Senate Bill 291 (2009) created sections 167.018 and 167.019, RSMo, otherwise known as the “Foster Care Education Bill of Rights”. These laws require public school districts and child-placing agencies to ensure foster children don’t fall through the cracks when it comes to receiving an education.
DISTRICT AND FEDERAL PROGRAMS
CORONAVIRUS AIDE, RELIEF, AND ECONOMIC SECURITY ACT (CARES)
PUBLIC NOTICE Nonpublic School Participation in Services through the Coronavirus Aide, Relief, and Economic Security (CARES) Act
On March 27, 2020, President Trump signed the Coronavirus Aid, Relief and Economic Security Act (CARES) Act into law.
The CARES Act is a $2 trillion relief package to address the economic fallout related to the COVID-19 public health emergency.
The McKinney-Vento Act, part of the No Child Left Behind Act of 2001, guarantees homeless children and youths an education equal to what they would receive if not homeless.
The term Homeless-means individuals who lack a fixed, regular, and adequate nighttime residence.

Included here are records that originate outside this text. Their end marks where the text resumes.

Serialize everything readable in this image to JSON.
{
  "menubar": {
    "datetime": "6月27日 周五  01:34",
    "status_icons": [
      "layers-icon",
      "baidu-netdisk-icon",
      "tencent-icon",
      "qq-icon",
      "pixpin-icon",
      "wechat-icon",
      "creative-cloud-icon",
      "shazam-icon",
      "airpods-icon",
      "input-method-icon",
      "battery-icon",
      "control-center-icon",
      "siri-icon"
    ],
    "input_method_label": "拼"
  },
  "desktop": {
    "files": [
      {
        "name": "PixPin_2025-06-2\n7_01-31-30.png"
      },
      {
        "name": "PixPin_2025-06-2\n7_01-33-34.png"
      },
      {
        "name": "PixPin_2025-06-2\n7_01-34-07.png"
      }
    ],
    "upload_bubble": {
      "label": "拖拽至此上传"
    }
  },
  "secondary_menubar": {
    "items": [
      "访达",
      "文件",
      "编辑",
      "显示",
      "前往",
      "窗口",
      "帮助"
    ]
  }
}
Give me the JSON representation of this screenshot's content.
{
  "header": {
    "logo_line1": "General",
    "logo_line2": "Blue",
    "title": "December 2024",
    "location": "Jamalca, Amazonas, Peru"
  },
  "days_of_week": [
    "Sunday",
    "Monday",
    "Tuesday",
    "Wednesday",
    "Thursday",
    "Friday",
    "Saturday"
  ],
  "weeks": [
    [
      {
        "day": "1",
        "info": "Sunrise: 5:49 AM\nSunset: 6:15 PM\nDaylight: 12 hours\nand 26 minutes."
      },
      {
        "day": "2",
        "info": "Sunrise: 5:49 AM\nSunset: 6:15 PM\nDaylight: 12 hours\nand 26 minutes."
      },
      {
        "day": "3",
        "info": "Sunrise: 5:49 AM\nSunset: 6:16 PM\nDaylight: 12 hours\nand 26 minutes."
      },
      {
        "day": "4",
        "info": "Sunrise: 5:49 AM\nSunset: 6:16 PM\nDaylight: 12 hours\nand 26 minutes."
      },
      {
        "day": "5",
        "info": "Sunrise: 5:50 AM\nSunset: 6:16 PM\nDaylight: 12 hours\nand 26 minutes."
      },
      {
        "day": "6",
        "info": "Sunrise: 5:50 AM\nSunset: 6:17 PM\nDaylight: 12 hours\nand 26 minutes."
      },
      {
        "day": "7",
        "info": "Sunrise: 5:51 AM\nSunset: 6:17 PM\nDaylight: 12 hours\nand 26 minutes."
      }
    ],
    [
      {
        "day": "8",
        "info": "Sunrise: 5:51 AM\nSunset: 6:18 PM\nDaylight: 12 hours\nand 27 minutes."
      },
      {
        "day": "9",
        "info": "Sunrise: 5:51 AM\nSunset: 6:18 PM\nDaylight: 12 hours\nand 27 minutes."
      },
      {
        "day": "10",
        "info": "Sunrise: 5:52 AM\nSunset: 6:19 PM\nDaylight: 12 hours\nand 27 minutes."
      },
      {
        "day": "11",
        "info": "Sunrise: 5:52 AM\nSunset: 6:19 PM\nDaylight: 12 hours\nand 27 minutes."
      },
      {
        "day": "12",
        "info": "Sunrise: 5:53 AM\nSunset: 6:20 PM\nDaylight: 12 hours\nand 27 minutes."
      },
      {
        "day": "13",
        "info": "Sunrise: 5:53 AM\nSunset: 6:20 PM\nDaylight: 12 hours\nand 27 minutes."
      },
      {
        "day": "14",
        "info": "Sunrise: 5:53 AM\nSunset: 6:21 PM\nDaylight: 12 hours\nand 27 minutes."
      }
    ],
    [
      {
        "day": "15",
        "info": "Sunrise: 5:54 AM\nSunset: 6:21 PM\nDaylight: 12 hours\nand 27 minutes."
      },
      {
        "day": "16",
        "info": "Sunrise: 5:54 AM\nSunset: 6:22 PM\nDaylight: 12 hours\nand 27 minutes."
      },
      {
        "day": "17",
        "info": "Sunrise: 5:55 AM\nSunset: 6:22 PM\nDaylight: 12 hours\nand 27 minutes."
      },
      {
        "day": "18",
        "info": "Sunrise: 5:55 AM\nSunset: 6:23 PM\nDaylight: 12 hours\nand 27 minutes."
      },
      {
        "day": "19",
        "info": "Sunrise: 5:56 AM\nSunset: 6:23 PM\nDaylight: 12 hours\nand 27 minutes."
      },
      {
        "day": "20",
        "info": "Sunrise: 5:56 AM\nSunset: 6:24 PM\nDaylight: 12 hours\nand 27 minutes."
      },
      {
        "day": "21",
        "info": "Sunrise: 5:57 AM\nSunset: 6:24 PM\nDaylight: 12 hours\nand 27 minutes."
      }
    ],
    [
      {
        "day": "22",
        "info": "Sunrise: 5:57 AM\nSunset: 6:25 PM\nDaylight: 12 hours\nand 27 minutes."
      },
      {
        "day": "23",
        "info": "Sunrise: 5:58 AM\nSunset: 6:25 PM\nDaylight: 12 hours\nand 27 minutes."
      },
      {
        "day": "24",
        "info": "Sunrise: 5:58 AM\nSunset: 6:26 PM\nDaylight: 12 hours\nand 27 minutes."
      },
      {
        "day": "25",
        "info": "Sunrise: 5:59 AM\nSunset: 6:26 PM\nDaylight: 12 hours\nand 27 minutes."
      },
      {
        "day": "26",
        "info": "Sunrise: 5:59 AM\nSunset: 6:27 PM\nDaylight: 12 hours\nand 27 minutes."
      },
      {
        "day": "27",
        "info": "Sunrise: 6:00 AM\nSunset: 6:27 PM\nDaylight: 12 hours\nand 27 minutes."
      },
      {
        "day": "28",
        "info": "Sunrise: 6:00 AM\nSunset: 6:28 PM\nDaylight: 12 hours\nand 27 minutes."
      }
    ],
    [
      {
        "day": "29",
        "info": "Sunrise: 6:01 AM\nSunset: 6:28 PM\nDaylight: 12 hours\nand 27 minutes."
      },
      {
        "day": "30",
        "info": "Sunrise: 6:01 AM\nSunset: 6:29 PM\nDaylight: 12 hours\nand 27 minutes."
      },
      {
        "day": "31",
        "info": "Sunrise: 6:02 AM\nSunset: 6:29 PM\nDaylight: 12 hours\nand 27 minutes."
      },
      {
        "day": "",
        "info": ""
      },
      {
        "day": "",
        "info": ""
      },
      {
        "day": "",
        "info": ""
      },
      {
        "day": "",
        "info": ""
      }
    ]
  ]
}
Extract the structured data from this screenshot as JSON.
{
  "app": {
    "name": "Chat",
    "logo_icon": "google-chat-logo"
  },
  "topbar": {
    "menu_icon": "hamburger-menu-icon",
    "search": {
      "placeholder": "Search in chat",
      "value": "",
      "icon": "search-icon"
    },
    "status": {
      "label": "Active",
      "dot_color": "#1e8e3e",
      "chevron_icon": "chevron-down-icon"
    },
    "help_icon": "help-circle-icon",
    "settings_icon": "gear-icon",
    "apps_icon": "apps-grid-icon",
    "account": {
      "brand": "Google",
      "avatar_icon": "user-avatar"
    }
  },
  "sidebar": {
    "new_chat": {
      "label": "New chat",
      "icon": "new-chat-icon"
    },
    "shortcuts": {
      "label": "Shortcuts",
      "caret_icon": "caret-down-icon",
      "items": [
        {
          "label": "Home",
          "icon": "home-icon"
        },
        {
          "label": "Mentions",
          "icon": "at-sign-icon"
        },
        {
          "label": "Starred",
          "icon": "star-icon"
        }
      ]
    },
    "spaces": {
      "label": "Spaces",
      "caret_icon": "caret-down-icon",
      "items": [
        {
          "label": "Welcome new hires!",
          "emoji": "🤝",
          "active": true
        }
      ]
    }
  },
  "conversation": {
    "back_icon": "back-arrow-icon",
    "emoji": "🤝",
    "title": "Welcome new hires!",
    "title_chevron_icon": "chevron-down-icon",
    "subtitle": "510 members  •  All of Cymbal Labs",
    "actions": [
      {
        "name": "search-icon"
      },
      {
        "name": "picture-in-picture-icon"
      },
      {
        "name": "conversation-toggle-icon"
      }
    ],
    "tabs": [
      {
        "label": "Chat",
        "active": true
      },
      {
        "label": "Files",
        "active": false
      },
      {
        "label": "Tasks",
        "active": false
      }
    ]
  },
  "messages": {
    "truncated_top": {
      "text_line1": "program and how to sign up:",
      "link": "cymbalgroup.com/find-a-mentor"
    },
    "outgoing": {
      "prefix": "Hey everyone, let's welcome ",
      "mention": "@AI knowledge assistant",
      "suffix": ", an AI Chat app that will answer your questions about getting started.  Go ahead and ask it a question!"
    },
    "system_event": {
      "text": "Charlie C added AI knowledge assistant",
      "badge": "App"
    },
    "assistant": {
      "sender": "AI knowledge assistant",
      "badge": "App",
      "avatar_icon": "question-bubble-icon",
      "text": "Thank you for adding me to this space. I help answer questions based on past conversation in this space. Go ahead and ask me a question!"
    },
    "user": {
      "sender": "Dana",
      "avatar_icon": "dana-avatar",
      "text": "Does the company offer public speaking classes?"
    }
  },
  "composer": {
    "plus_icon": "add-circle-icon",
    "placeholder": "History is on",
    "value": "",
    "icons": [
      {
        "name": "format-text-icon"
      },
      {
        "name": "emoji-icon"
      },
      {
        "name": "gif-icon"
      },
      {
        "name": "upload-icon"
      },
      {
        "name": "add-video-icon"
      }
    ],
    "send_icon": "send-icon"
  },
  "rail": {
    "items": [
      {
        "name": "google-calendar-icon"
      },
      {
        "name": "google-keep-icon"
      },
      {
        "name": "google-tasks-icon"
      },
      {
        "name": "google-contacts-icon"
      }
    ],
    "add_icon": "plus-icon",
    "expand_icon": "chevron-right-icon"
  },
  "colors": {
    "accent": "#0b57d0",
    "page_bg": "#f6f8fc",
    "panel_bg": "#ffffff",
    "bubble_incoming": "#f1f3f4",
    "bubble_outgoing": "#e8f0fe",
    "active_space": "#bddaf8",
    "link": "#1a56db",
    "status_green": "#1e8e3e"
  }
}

Children and youths who are sharing the housing of others due to a loss of housing, economic hardship or a similar reason; are living in motels, hotels, trailer parks or campgrounds due to a lack of alternative accommodations; are living in emergency or transitional shelters; are abandoned in hospitals, or are awaiting foster-care placement.
Children and youths who have a primary nighttime residence that is a public or private place not designed for, or ordinarily used as, regular sleeping accommodations for human beings.
Children and youths who are living in cars, parks, public spaces, abandoned buildings, substandard housing, bus or train stations, or similar settings.
Migratory children who qualify as homeless for the purposes of this definition because the children are living in circumstances described in clauses 1 through 3.
*If the residence is not fixed, regular and adequate, it is considered a homeless situation.
The McKinney-Vento Act requires the Milan School District to immediately enroll homeless children and youths even if a child or youth is unable to produce the records normally required for enrollment, such as previous academic records, immunization, and medical records, proof of residency, birth certificates, or other documentation.
Services and Opportunities
Children and youths in homeless situations are entitled to services comparable to those offered to other students. These include, but are not limited to, services for children and youths with disabilities, programs for students with limited English proficiency, vocational and technical education programs, and programs for gifted and talented students.
Children and youths who are homeless are also eligible for school nutrition programs sponsored by the U.S... Department of Agriculture and for services under Title I of the Agriculture and for services under Title I of the Elementary and Secondary Education Act that target students most at risk of failing in school.
Definitions of Homeless
Children in foster care are not considered to be homeless unless they are temporarily placed in foster care because of a lack of shelter space.
Children who are runaways are considered to be homeless even if their parents have provided or are willing to provide a home for them.
All abandoned children are homeless until fixed, regular, and adequate residence is established
Children who live with friends or relatives because of loss of housing or other similar situation are considered homeless.
Children living in doubled-up families may be considered homeless if the family is doubled up or tripled up because of loss of housing or a similar situation.
School-aged, unwed mothers or mothers-to-be who reside in a home for unwed mothers are considered homeless if they have no other available living accommodations.
Migrant children are not considered homeless unless they meet the definition in the McKinney Act.
If you have any further questions regarding homeless qualifications please contact Ashley Pauley, Milan C-2 Homeless Coordinator at 660-265-4414.